This is something that I never had to deal with at the Big City Trauma Center, since no one I knew was ever likely to be brought in by the medics there. Of course, if they'd had to have been flown in, I would have had much bigger problems, but that forty mile distance was a nice buffer for my nerves. There is no buffer where I am now. This is not a small town, but at times it feels an awful lot like one. There are days that seem like a non-stop six degrees of separation situation, and that can be really hard.

The coding patient came in in full arrest and died after a balls to the wall effort on everyone's part. The family members huddled together in shock in another room as we all chipped in, helping the primary nurse make him presentable so they could see him. I clicked an ID bracelet onto a lifeless arm, and headed back to my patients. There was nothing left to do.

A little while later I was walking a little old lady around the unit to assess her status before we discharged her. She'd been there for several hours and there had been a constant stream of visitors into her room. She and I made small talk and then she said,

"I think my neighbor was in here today. My husband said our whole street was full of ambulances and fire trucks."

She mentioned his name. He was our Code Blue.

"Is he still here?" she asked. "Do you know why he came in?"

Cursing my good buddy HIPAA yet again, I was trying to think of what to say. And as we turned the corner and walked by the curtained room where his body laid, she looked at me anxiously and said,

"Oh, I hope to god he's gone home."


ciara said...

omgosh that has to be rough when you don't know anything-not knowing if it's someone you know and/or love...and just so sad for the neighbor lady :(

Anonymous said...

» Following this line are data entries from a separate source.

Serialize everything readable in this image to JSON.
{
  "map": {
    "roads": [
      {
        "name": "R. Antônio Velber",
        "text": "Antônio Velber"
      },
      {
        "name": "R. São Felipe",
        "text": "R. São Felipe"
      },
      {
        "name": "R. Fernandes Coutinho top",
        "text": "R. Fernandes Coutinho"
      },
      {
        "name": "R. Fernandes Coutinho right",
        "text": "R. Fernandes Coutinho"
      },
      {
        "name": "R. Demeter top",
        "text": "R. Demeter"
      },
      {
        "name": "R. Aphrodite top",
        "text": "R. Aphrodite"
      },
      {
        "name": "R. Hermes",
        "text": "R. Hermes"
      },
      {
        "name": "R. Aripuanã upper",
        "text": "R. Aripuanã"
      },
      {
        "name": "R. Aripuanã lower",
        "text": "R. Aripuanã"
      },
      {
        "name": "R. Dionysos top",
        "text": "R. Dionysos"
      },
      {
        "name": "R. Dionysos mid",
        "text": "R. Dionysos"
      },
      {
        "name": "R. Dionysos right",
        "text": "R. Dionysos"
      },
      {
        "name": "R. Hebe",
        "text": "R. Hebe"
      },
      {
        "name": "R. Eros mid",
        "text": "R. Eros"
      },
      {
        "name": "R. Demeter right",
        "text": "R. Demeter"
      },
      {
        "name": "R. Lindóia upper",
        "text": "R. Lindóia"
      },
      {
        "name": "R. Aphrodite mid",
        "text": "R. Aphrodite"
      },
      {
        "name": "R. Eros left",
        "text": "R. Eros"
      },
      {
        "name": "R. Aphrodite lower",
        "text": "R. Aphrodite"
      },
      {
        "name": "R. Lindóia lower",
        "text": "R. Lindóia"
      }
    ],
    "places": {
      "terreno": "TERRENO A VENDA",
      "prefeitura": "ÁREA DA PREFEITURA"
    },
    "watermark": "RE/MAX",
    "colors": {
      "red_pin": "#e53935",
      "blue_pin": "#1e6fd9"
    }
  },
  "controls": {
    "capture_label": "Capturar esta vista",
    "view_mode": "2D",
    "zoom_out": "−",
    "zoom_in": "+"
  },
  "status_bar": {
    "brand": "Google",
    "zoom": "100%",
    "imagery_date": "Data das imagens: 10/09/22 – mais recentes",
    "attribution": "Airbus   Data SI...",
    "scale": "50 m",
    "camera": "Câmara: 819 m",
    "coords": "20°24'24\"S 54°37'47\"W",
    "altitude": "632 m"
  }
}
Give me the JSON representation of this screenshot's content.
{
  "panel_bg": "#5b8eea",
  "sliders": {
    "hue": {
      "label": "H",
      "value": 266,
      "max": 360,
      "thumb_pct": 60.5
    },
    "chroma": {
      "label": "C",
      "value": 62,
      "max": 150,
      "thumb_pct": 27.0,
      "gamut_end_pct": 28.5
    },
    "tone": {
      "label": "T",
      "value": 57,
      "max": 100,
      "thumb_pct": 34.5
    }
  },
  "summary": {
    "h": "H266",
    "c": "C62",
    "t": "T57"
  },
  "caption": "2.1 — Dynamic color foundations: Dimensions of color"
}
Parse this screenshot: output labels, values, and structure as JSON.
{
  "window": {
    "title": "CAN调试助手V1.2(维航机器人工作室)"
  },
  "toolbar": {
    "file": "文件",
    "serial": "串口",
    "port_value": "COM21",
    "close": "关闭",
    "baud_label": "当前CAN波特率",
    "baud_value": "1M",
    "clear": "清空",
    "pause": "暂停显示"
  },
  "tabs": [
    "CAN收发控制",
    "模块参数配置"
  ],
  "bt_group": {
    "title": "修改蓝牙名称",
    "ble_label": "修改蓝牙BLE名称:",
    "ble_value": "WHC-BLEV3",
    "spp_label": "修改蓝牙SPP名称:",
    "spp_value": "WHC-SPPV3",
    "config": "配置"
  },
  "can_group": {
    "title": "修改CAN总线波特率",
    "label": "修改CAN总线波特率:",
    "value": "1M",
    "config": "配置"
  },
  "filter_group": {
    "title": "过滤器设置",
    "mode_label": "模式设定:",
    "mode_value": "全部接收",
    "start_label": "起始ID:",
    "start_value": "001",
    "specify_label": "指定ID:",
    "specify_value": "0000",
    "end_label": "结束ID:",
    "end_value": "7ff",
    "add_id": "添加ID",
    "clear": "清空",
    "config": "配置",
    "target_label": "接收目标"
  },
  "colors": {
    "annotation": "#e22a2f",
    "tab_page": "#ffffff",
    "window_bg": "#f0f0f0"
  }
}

This has to be one of the hardest parts of your job. When we had Melanie at the ER, they had to have a lockdown because a stabbing victim died, age 20. They were afraid of the mob gathering outside. Hearing that mother's screams still echo in my head. I'll never forget it, it seemed to go on forever. I so admire you and thank god for people like you.

Maggie May said...

That is a hell of a worry. not an easy job.

Frances said...

your job is just like punches to the gut on a daily basis. Dunno how you survive, but thank god you do.

laurie said...

i'm reading a book that's being published this fall--it's a memoir written by an east coast ER doctor. his stories are very similar to yours (minus Gumby and Surfer Dude, of course). i'm reading it in galleys and after i write my review i'm going to send it to you.

not because i think you need even MORE er stories.

but because i think you could write a book, too. you have lots of stories. and they're all poignant.

Akelamalu said...

Oh God, I know I've said it before but I just don't know how you do it day after day. :(

Iota said...

How do you stay normal, dealing with all this kind of stuff day to day? I have the hugest respect.

Rudee said...

You're right, not knowing is the hard part of working in a community hospital. It does happen in big ones though too.

I remember taking care of a transplant recipient. One night, he was the recipient of a new kidney that in the morning had been working in one of our transplant OR nurses. She died of a cerebral aneurysm in the OR while working. It was all very sad.

ExpatKat said...

You are amazing. I don't know how you do it!

Irene said...

Yes, and what do you say then? How do you handle such a situation? We should all be tough broads talking to other tough broads, shouldn't we? The kind that can handle bad news and still stand up straight and not end up bawling on someone's shoulder. I sure try my darnedest. I hope you are too.

aims said...

OMG! Really - how do you do it?